Your assignment:
Using the data below, gather each line that includes the word "description".

(Entries from a dataset of interfaces)
___
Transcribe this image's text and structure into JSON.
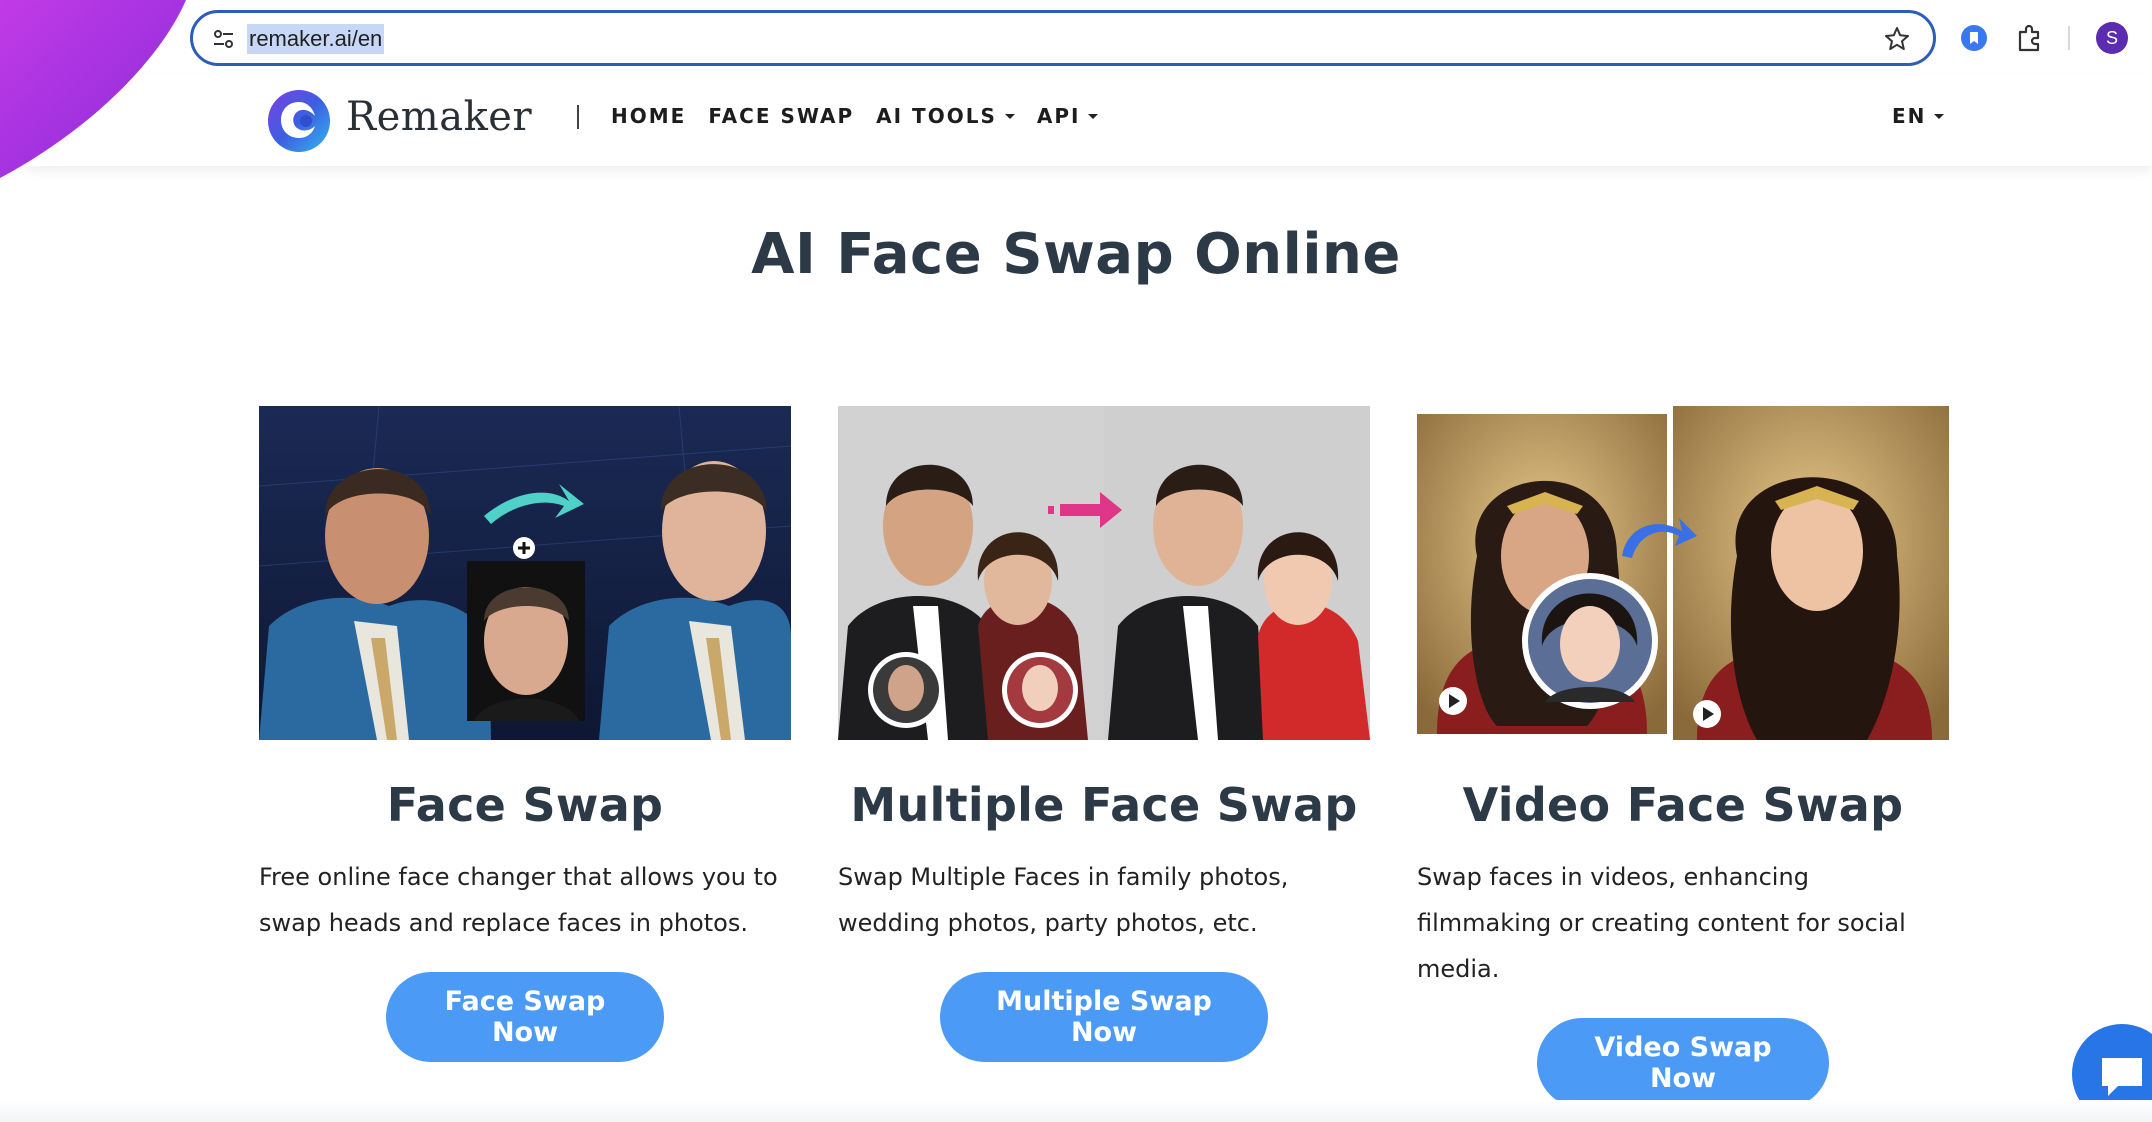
{
  "browser": {
    "url": "remaker.ai/en",
    "profile_initial": "S",
    "icons": [
      "reload-icon",
      "site-settings-icon",
      "bookmark-star-icon",
      "extension-bookmark-icon",
      "extensions-puzzle-icon"
    ]
  },
  "header": {
    "brand": "Remaker",
    "nav": [
      {
        "label": "HOME"
      },
      {
        "label": "FACE SWAP"
      },
      {
        "label": "AI TOOLS"
      },
      {
        "label": "API"
      }
    ],
    "language": "EN"
  },
  "main": {
    "title": "AI Face Swap Online",
    "cards": [
      {
        "title": "Face Swap",
        "description": "Free online face changer that allows you to swap heads and replace faces in photos.",
        "button": "Face Swap Now"
      },
      {
        "title": "Multiple Face Swap",
        "description": "Swap Multiple Faces in family photos, wedding photos, party photos, etc.",
        "button": "Multiple Swap Now"
      },
      {
        "title": "Video Face Swap",
        "description": "Swap faces in videos, enhancing filmmaking or creating content for social media.",
        "button": "Video Swap Now"
      }
    ]
  },
  "colors": {
    "accent_button": "#4b9bf6",
    "omnibox_border": "#2c5db8",
    "title_text": "#2c3a47",
    "chat_button": "#2775e6"
  }
}
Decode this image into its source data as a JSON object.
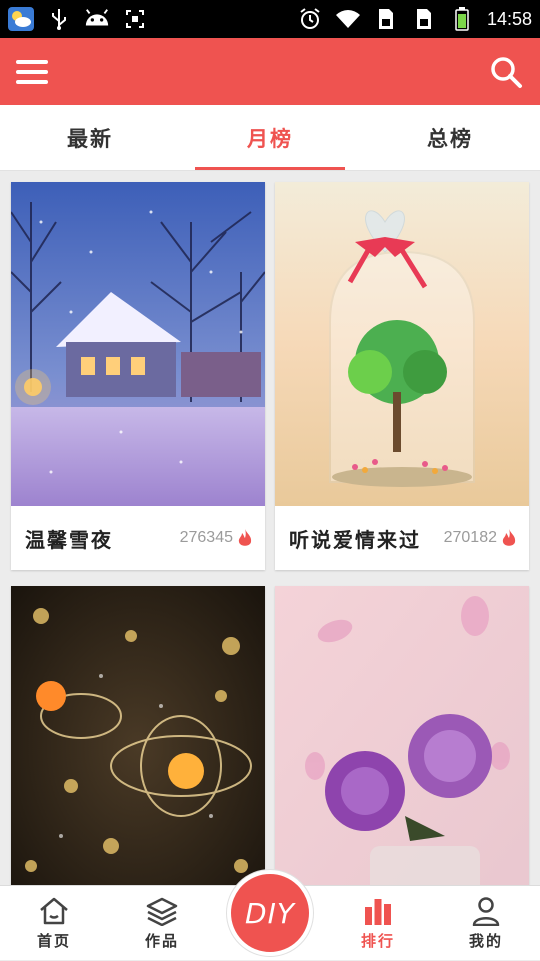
{
  "status_bar": {
    "time": "14:58",
    "left_icons": [
      "weather-icon",
      "usb-icon",
      "android-icon",
      "screenshot-icon"
    ],
    "right_icons": [
      "alarm-icon",
      "wifi-icon",
      "sim1-icon",
      "sim2-icon",
      "battery-icon"
    ]
  },
  "app_bar": {
    "menu_icon": "menu-icon",
    "search_icon": "search-icon",
    "accent_color": "#ef5350"
  },
  "tabs": [
    {
      "label": "最新",
      "active": false
    },
    {
      "label": "月榜",
      "active": true
    },
    {
      "label": "总榜",
      "active": false
    }
  ],
  "cards": [
    {
      "title": "温馨雪夜",
      "count": "276345",
      "icon": "flame-icon"
    },
    {
      "title": "听说爱情来过",
      "count": "270182",
      "icon": "flame-icon"
    },
    {
      "title": "",
      "count": ""
    },
    {
      "title": "",
      "count": ""
    }
  ],
  "bottom_nav": {
    "items": [
      {
        "label": "首页",
        "icon": "home-icon",
        "active": false
      },
      {
        "label": "作品",
        "icon": "layers-icon",
        "active": false
      },
      {
        "label": "排行",
        "icon": "ranking-icon",
        "active": true
      },
      {
        "label": "我的",
        "icon": "profile-icon",
        "active": false
      }
    ],
    "center_button": "DIY"
  }
}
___
Task result:
        "description": "Free online face changer that allows you to swap heads and replace faces in photos.",
        "description": "Swap Multiple Faces in family photos, wedding photos, party photos, etc.",
        "description": "Swap faces in videos, enhancing filmmaking or creating content for social media.",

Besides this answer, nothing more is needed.